**Input records:**
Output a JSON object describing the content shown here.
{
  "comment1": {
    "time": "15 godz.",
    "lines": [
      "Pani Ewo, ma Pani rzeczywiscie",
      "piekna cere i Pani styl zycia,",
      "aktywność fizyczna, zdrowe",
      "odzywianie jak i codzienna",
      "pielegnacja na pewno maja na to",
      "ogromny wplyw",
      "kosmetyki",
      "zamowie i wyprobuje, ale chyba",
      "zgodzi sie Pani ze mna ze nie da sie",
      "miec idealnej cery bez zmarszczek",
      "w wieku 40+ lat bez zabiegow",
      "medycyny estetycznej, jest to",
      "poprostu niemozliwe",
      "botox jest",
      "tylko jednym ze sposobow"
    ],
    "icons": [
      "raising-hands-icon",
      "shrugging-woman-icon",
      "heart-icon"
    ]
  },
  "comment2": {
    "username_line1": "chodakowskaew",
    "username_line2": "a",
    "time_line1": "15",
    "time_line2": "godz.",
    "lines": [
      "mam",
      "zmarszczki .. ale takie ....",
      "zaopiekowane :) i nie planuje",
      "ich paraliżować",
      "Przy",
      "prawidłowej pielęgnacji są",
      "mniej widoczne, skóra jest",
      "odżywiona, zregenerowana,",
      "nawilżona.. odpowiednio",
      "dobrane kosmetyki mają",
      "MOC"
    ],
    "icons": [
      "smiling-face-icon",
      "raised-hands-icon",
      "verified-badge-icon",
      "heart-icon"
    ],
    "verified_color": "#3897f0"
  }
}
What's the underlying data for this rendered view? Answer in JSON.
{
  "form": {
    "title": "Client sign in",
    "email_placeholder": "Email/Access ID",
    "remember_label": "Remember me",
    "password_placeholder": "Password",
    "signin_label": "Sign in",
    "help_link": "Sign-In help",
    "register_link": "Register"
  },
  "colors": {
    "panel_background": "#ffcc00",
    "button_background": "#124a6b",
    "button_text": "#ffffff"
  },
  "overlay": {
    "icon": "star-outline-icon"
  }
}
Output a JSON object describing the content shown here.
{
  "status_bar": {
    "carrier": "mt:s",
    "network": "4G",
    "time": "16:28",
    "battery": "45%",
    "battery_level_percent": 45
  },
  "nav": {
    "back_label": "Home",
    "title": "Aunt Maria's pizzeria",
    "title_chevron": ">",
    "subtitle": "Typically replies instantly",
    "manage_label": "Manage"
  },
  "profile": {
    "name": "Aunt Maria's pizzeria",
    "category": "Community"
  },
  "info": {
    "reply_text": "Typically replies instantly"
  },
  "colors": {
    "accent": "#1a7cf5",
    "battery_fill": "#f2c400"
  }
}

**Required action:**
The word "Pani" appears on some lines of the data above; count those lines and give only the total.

**Result for this exercise:**
3